TASK REQUIREMENTS
Set down the data that follows again, exactly as written.

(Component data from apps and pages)
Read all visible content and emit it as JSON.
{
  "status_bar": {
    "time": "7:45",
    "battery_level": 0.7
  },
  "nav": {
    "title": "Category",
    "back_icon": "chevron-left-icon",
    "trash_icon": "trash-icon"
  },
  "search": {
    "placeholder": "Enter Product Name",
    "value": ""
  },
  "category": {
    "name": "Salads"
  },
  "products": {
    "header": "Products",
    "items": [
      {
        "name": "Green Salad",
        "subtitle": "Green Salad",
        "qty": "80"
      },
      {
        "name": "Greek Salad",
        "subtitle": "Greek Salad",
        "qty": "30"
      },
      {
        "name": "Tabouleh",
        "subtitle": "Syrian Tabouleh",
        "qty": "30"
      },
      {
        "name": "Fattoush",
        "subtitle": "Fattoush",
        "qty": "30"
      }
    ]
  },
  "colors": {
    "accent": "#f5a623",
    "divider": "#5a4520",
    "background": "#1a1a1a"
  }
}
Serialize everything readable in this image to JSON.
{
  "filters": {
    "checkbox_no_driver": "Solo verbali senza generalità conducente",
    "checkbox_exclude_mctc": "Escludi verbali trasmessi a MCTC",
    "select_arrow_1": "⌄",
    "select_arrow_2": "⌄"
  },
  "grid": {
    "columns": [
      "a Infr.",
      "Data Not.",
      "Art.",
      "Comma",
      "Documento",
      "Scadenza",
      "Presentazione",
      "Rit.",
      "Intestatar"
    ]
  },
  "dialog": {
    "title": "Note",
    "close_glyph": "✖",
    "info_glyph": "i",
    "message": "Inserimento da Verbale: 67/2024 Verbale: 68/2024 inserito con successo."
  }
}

YOUR SOLUTION
Read all visible content and emit it as JSON.
{
  "status_bar": {
    "time": "7:45",
    "battery_level": 0.7
  },
  "nav": {
    "title": "Category",
    "back_icon": "chevron-left-icon",
    "trash_icon": "trash-icon"
  },
  "search": {
    "placeholder": "Enter Product Name",
    "value": ""
  },
  "category": {
    "name": "Salads"
  },
  "products": {
    "header": "Products",
    "items": [
      {
        "name": "Green Salad",
        "subtitle": "Green Salad",
        "qty": "80"
      },
      {
        "name": "Greek Salad",
        "subtitle": "Greek Salad",
        "qty": "30"
      },
      {
        "name": "Tabouleh",
        "subtitle": "Syrian Tabouleh",
        "qty": "30"
      },
      {
        "name": "Fattoush",
        "subtitle": "Fattoush",
        "qty": "30"
      }
    ]
  },
  "colors": {
    "accent": "#f5a623",
    "divider": "#5a4520",
    "background": "#1a1a1a"
  }
}
Serialize everything readable in this image to JSON.
{
  "filters": {
    "checkbox_no_driver": "Solo verbali senza generalità conducente",
    "checkbox_exclude_mctc": "Escludi verbali trasmessi a MCTC",
    "select_arrow_1": "⌄",
    "select_arrow_2": "⌄"
  },
  "grid": {
    "columns": [
      "a Infr.",
      "Data Not.",
      "Art.",
      "Comma",
      "Documento",
      "Scadenza",
      "Presentazione",
      "Rit.",
      "Intestatar"
    ]
  },
  "dialog": {
    "title": "Note",
    "close_glyph": "✖",
    "info_glyph": "i",
    "message": "Inserimento da Verbale: 67/2024 Verbale: 68/2024 inserito con successo."
  }
}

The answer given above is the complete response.